All you should know about how to use a Power of Attorney

February 5, 2021
Man in blue shirt signing papers with black pen
end of life planning
anticipate life
supporting others
Author:
Bernadette Fulton

What exactly is a Power of Attorney?

A Power of Attorney is a legal document that you use to appoint someone (called your attorney) to act on your behalf and to be your decision maker in certain situations.

You can make it clear that you only want your attorney’s authority to start if, and when, you become incapable of making your own decisions. Until that happens, if it does, you do not lose any of your rights to make your own decisions about your property, money and personal affairs.

Who should I appoint as my attorney?

You should choose someone who is suitable and willing to take on this role. And who you trust to make decisions for you in your best interests. Your attorney does not have to be a solicitor or lawyer. It can also be a family member, close friend, or government provided attorney.

You can appoint more than one person as your attorney. They can act either together or separately.

There are Government provided trustees and guardians who can act as your attorney for set fees.

Obtaining legal advice is important

You should have a legal professional give you advice about any Power of Attorney you are considering making.  To explain your options, the duties of attorneys, and the legal consequences. Legal requirements vary depending on which jurisdiction you live in, such as the form you should use. And rules about signing, witnessing, registration and other formalities.

You can cancel a Power of Attorney at any time, provided you have mental capacity. But you must take certain steps to ensure the cancellation is legally valid. Remember that a Power of Attorney only operates while you are alive. It loses effect when you die. And your Will then comes into operation.

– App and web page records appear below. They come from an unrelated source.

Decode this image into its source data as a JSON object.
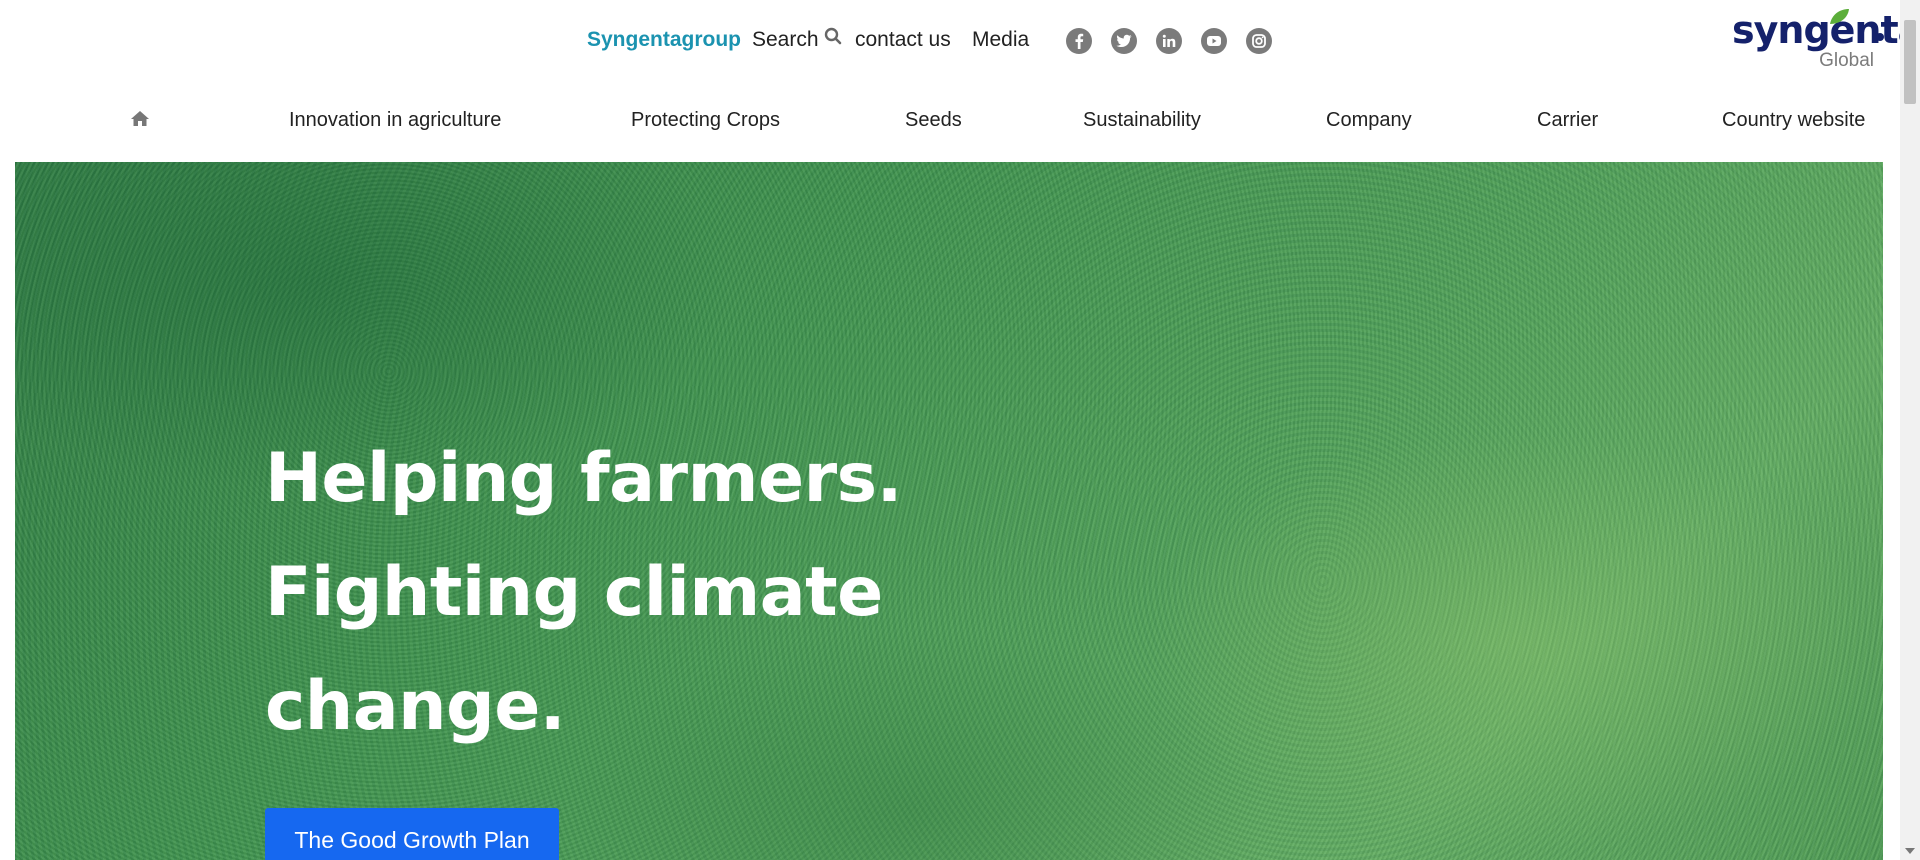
{
  "header": {
    "brand_link": "Syngentagroup",
    "search_label": "Search",
    "contact_label": "contact us",
    "media_label": "Media",
    "social": [
      "facebook-icon",
      "twitter-icon",
      "linkedin-icon",
      "youtube-icon",
      "instagram-icon"
    ]
  },
  "logo": {
    "word": "syngenta",
    "sub": "Global",
    "leaf_color": "#5cae3a",
    "word_color": "#14216b"
  },
  "nav": {
    "items": [
      {
        "label": "Innovation in agriculture"
      },
      {
        "label": "Protecting Crops"
      },
      {
        "label": "Seeds"
      },
      {
        "label": "Sustainability"
      },
      {
        "label": "Company"
      },
      {
        "label": "Carrier"
      },
      {
        "label": "Country website"
      }
    ]
  },
  "hero": {
    "lines": [
      "Helping farmers.",
      "Fighting climate",
      "change."
    ],
    "cta_label": "The Good Growth Plan"
  },
  "colors": {
    "accent": "#1b93b0",
    "cta": "#1668f0",
    "social_icon": "#7b7b7b"
  }
}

More information on general legal requirements can be found here.

Who can make a power of attorney?

Anyone over 18 can make a Power of Attorney. However, they must understand what they are signing.

A person in the early stages of dementia may still have mental capacity to make a Power of Attorney. If there is any doubt, you can obtain an assessment from an appropriate health professional.

What types of Powers of Attorney are there?

Generally speaking there are 3 main types and their differences are important. They are: Limited, General or Enduring.

So how are they different?

1.     A Limited Power of Attorney limits your attorney’s power to act on your behalf to a very limited or specific purpose.  Such as paying certain kinds of bills or selling your house.

2.     A General Power of Attorney is usually given for a specific period of time. For example, if you plan to travel overseas or are going to hospital.

You can decide how much power or authority to give your attorney. Your attorney can only make decisions for you in property and financial matters. Not in personal, medical or lifestyle matters. It stops operating if you lose the capacity to make your own decisions.

3.     An Enduring Power of Attorney will continue even after you have lost capacity. This is the one you should use if you want to give someone power to make decisions once you can no longer do so. Preparing an Enduring Power of Attorney can be an important part of your end of life planning.

This document usually appoints a substitute decision maker (your enduring attorney or enduring guardian) to manage your legal and financial matters. The powers granted may also include making lifestyle and accommodation decisions for you. But each state and territory of Australia deals differently with the granting of powers to make personal and medical decisions.  Some States require that these come under a completely separate legal document. So be sure to obtain legal advice in the State or Territory you reside in. Note that this document only comes into effect if, and when, you are no longer mentally or physically capable of making all these decisions yourself. Until then your enduring attorney only manages these matters in accordance with your instructions.

For more information and advice on end of life planning, visit Anticipate Life.

What happens if I lose capacity and don’t have an Enduring Power of Attorney?

Then nobody will have legal authority to make decisions about your property and finances.

It may be difficult for your loved ones to even access your bank account to pay your medical or other bills. Or to manage the sale of your home if these funds are needed. For example, to cover the cost of you moving into a care facility. Only someone with your Enduring Power of Attorney will be able to do these things.

A relative may need to make a legal application to have a financial manager appointed for you. But this may not be the person you would have chosen.

To have some say in the control of your financial and personal affairs decisions, consider appointing a Power of Attorney. And if you also wish to record your wishes for your end of life medical treatment? You can consider making a Living Will (also known as an Advance Health Care Directive or similar name).

For more information on Living Wills, you can read our blog post on the topic.